  152. ^ Redden, Molly (February 11, 2020). "Bloomberg Spent Millions To Put Them In Congress. Now, They're Endorsing Him". HuffPost. Retrieved February 20, 2020.
  153. ^ Burns, Alexander; Kulish, Nicholas; Goldmacher, Shane (December 14, 2019). "'Mayors for Mike': How Bloomberg's Money Built a 2020 Political Network". The New York Times. Stockton, California. Retrieved February 20, 2020.
  154. ^ Spangler, Todd (February 19, 2019). "Report: Michael Bloomberg hired Warren Evans' wife before endorsement". Detroit Free Press. Retrieved February 20, 2020.
  155. ^ Michael Bloomberg Drops Out of 2020 Race — And Backs Joe Biden BY ALANA ABRAMSON, Time, 4 March 2020, retrieved 24 Mar 2020

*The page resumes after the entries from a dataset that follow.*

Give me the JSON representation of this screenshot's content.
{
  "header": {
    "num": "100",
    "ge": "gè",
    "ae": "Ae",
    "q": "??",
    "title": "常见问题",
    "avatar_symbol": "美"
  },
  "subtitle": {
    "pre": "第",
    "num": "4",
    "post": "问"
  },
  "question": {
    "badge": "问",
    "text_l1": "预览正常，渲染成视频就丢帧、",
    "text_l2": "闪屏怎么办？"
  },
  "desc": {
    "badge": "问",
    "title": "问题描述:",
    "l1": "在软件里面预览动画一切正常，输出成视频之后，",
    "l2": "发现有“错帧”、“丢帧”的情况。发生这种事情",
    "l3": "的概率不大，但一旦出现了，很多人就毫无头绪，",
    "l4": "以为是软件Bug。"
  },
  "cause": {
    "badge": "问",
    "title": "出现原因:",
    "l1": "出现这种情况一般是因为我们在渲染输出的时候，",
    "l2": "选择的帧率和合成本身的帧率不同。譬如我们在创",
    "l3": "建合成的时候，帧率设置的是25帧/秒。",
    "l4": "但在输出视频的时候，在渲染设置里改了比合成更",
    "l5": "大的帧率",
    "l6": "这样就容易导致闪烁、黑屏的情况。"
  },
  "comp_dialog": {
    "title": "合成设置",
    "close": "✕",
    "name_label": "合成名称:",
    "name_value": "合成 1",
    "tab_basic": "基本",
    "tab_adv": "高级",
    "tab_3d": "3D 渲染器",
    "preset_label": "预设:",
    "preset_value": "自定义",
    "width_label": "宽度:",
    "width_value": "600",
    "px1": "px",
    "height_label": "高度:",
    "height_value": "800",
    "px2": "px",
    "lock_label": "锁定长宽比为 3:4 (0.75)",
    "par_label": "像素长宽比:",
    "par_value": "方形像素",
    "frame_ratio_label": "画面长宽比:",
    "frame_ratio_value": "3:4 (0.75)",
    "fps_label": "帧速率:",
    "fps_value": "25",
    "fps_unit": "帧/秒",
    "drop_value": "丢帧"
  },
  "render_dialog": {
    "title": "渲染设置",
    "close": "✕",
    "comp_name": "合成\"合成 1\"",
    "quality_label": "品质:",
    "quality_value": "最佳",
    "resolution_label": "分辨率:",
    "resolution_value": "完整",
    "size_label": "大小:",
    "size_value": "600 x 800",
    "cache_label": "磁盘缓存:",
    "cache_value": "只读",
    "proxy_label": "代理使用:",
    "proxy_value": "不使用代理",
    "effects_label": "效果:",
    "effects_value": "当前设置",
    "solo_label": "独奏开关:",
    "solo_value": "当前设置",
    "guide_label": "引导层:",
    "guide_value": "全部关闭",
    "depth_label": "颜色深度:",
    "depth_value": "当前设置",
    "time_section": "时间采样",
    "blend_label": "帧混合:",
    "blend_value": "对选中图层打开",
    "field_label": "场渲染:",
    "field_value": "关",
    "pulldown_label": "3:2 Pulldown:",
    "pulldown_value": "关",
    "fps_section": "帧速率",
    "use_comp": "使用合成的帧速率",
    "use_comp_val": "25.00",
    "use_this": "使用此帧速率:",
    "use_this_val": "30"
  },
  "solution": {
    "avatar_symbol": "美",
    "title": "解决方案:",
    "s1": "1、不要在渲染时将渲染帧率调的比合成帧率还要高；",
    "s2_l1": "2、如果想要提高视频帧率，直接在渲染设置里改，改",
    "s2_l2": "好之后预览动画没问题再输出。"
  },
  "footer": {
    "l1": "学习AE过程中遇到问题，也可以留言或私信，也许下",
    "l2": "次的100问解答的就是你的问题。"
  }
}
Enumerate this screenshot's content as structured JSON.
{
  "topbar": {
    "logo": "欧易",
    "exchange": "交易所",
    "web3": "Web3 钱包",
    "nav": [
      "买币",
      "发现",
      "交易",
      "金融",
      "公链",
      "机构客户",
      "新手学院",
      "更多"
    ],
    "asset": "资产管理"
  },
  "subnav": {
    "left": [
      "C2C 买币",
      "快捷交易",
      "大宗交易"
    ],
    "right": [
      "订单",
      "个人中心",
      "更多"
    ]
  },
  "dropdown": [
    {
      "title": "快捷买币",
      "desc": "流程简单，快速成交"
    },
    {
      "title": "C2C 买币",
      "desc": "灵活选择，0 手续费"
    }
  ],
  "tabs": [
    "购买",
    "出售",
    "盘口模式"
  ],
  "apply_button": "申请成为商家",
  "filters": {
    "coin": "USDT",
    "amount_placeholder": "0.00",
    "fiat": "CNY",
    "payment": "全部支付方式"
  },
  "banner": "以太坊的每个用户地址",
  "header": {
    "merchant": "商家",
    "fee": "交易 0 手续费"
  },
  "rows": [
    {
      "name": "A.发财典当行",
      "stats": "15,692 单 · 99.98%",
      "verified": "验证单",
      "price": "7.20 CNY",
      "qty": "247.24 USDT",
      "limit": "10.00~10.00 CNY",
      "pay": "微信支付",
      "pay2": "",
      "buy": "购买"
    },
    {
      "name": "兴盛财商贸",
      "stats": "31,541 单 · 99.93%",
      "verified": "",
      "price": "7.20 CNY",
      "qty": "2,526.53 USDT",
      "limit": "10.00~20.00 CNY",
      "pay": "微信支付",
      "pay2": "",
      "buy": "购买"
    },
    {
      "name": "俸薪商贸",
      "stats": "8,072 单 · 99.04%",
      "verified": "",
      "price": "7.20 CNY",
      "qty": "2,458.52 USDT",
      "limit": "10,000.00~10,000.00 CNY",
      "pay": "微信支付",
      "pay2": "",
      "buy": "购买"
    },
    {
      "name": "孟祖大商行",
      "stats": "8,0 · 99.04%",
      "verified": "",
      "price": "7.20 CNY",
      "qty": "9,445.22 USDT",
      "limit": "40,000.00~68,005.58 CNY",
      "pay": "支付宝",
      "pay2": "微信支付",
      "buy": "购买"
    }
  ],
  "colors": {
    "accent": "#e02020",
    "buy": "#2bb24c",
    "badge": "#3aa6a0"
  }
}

  156. ^ Michael Bloomberg Campaign Transfers $18 Million to DNC to Beat Trump By Mark Niquette, Bloomberg.com, 20 Mar 2020
  157. ^ Mike Bloomberg Lays Off Entire Campaign Staff And Scales Back Election Spending Plans By Kevin Robillard, Paul Blumenthal, and Molly Redden, HuffPost, 20 Mar 2020
  158. ^ Former Staffers Sue Bloomberg Campaign After Layoffs By Ja'han Jones, HuffPost, 23 Mar 2020
  159. ^ Bowden, John (April 27, 2020). "Bloomberg to pay health care costs for campaign workers through November". The Hill. Retrieved April 27, 2020.